KATHMANDU: Renowned US ski mountaineer Hilaree Nelson has gone missing on Nepal's Manaslu mountain, on the same day that an avalanche killed a Nepali climber on the same peak, expedition organisers and officials said Tuesday.
Nelson was skiing down Manaslu after having successfully summited the world's eighth-highest mountain with her partner Jim Morrison on Monday. "She had an accident yesterday as she was descending shortly after her summit. We are trying to get clarity on what happened," Jiban Ghimire of Shangri-La Nepal Trek, which organised the expedition, told AFP.
"She is believed to have slipped close to the summit. Search teams on foot may also be deployed in the accident area," he told AFP. On the same day, an avalanche hit between Camps 3 and 4 on the 8,163-metre (26,781-foot) mountain, killing a Nepali climber and injuring a dozen others. "Four critically injured in the incident have been airlifted to Kathmandu for treatment. Almost all others have been evacuated," Koirala said.
The death was the first confirmed casualty of the autumn climbing season in Nepal.
Constant rain and snow have been a challenge for the 404 paying climbers attempting to reach the summit of Manaslu this year, and bad weather was also hampering rescue efforts.
Helicopters were unable to fly Monday and Ghimire said that conditions were deteriorating again on Tuesday afternoon.
Morrison safely reached base camp and was accompanying the search and rescue team, Ghimire added.
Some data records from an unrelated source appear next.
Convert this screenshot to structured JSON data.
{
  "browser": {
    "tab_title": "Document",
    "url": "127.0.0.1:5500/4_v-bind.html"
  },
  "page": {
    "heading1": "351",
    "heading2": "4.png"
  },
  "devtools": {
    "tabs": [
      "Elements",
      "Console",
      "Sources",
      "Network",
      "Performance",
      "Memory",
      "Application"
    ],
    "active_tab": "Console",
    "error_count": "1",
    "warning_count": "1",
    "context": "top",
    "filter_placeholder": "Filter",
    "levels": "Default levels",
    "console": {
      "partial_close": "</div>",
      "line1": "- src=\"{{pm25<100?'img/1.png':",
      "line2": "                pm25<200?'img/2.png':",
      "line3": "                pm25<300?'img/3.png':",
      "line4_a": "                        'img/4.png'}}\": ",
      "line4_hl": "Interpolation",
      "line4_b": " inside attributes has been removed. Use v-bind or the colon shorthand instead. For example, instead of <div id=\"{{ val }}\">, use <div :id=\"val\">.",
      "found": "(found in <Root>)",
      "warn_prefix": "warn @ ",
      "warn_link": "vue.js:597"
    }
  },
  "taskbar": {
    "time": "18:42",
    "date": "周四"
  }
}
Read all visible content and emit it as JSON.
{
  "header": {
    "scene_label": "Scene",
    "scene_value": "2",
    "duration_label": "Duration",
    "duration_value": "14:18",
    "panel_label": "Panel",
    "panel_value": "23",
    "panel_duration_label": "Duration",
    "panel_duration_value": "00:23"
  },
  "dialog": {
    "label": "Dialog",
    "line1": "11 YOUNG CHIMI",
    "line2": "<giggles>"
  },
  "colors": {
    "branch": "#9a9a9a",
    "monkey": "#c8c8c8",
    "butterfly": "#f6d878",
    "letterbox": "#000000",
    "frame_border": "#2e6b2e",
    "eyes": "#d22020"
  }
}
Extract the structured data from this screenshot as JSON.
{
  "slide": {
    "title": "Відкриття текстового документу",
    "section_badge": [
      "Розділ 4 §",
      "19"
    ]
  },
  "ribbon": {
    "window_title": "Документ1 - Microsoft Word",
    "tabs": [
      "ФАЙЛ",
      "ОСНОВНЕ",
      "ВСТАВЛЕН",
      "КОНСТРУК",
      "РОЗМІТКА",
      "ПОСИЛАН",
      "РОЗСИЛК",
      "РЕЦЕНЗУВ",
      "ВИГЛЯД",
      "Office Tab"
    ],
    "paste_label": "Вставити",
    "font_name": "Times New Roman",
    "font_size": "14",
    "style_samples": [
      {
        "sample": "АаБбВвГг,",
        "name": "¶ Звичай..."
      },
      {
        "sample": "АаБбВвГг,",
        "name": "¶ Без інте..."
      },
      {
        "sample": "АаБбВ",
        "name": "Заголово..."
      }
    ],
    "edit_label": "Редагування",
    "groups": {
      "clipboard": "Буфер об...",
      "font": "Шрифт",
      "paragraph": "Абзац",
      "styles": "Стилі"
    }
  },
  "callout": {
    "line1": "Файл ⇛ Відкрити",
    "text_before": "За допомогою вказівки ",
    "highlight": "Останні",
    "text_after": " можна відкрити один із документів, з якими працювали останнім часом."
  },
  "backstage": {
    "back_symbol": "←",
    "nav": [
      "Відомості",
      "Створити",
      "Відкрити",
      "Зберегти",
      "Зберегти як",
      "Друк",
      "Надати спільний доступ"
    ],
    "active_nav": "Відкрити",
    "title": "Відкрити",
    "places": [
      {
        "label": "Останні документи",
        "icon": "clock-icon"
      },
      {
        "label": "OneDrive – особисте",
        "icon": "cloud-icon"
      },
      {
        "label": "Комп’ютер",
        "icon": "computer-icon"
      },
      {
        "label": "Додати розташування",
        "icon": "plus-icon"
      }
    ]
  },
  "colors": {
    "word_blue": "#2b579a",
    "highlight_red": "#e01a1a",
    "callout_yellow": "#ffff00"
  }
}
"We are in touch with Hilaree's family and supporting search and rescue efforts in every way we can," the company said in an Instagram post on Tuesday.
Nelson, 49, has had a career spanning two decades and is described on the company's website as "the most prolific ski mountaineer of her generation".
In 2012, she became the first woman to summit the highest mountain in the world, Everest, and its adjacent Lhotse within 24 hours.
Six years later, she returned to Lhotse and made the first ski descent of the mountain, which earned her the National Geographic Adventurer of the Year award.
In an Instagram post last week, Nelson said her latest climb had been deeply challenging because of "incessant rain" and dangerous conditions.
"I haven't felt as sure-footed on Manaslu as I have on past adventure into the thin atmosphere of the high Himalaya," Nelson said in an Instagram post on Thursday.
"These past weeks have tested my resilience in new ways."
Nepal is home to eight of the world's 14 highest peaks and foreign climbers that flock to its mountains are a major source of revenue for the country.
The industry was almost completely shut down due to the coronavirus pandemic in 2020, but the country reopened its peaks to mountaineers last year.